Self-Portrait as Milk Hare in Active Shooter Alert

Traci Brimhall | Poetry

We plan our escape from our basement classroom.
My students share memories of school shooter drills.
I share what police advise—run. Trees blush and undress,
but the scratching outside our window is not the dead

we fear to be. Today in the news I read rediscovered stories
collected by Irish schoolchildren of household medicine
and hags who became rabbits to lap milk from cows, though
I don’t know why a witch would need to, why she couldn’t say

I’m a mother like you, hold her own cream in her cupped palm
for the cow’s rough tongue, and ask for the kindness returned.
The moon occults the stars in Taurus, and my son performs
his sadness over an otter that died at the zoo. He blinks slow

and sniffles back octaves of salt. I don’t know where he learned
to do this, to be an understudy to the keening of trees planted
too close to houses. I read him Runaway Bunny and say I would
chase him though all his transformations—be the gardener

to his crocus, the wind to his sailing ship, the tightrope walker
when he learns the trapeze so we can both be creatures of air.
One student says we can use him as a stool to climb from
the window well to the lawn. I am glad someone wants to die

for the rest of us. I don’t want to give my son a hero
for a mother. I want to go home to him. I want him to lose me
after years of hugs, arguments, and medically acceptable suffering,
and I would take this student’s offering to leap from his back,

like the milk-hare a farmer shot, and then went to confront
his neighbor for stealing, only to find her in bed, human again,
holding her bleeding head. The farmer warned her thirsty tongue
though he knew, as everyone did, that bullets won’t kill witches.

I will not die for these students. Or kill for them. I would draw
on whiskers and pull myself from this concrete burrow, dodge
cracks in the air, aim for the gentle corrections of trees’ shadows.
My body small enough for hiding. My ears so large they can hear
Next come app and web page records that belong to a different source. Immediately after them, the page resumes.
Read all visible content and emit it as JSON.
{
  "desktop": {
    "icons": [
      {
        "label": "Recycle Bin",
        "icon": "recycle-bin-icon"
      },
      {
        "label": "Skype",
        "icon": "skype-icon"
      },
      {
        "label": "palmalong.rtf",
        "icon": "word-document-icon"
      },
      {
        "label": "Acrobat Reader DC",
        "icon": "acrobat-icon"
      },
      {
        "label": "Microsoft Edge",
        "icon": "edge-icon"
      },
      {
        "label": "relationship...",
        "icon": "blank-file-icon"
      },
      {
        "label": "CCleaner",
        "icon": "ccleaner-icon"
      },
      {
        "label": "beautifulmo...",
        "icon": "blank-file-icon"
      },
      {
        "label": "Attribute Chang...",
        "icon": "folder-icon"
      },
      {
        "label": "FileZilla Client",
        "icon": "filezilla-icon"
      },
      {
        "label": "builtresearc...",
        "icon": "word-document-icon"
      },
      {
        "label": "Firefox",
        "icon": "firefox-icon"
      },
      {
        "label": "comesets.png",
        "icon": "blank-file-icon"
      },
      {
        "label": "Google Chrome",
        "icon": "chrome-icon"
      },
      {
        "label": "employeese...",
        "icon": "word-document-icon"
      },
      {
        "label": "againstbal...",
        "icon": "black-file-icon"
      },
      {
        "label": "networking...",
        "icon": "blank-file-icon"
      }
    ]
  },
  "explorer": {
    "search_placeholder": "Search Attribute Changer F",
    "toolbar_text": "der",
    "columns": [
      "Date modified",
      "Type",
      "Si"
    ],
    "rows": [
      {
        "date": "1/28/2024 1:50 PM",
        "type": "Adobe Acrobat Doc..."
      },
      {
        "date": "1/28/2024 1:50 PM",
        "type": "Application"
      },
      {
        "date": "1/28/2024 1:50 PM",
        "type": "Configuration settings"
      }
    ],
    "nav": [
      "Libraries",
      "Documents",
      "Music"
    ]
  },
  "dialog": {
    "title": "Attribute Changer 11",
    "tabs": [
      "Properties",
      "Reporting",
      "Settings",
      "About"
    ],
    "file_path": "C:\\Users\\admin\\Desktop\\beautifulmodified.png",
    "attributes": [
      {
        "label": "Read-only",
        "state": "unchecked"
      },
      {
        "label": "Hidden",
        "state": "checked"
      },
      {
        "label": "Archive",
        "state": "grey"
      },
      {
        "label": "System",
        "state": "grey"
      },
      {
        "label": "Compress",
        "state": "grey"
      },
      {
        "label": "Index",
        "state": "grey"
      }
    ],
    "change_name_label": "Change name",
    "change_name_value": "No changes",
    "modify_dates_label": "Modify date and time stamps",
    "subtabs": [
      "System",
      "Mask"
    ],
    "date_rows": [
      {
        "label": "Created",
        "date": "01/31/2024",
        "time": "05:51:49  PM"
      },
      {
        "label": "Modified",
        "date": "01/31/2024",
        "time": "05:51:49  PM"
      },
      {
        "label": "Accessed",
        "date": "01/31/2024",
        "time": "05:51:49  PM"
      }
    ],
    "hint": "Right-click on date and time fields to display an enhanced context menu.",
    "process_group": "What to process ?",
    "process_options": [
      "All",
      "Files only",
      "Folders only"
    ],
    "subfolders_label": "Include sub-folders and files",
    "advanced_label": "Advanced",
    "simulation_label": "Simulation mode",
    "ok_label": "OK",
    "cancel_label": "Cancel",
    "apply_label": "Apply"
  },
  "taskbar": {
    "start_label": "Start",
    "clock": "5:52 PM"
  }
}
my name in my son’s prayer—red as the fear that will keep me
on earth, black as blood in moonlight, in the fur that twitches back
to skin again, my son’s arms safely around my neck, his milkteeth
and bubblegum cheeks breathing, breathing, oh, still alive.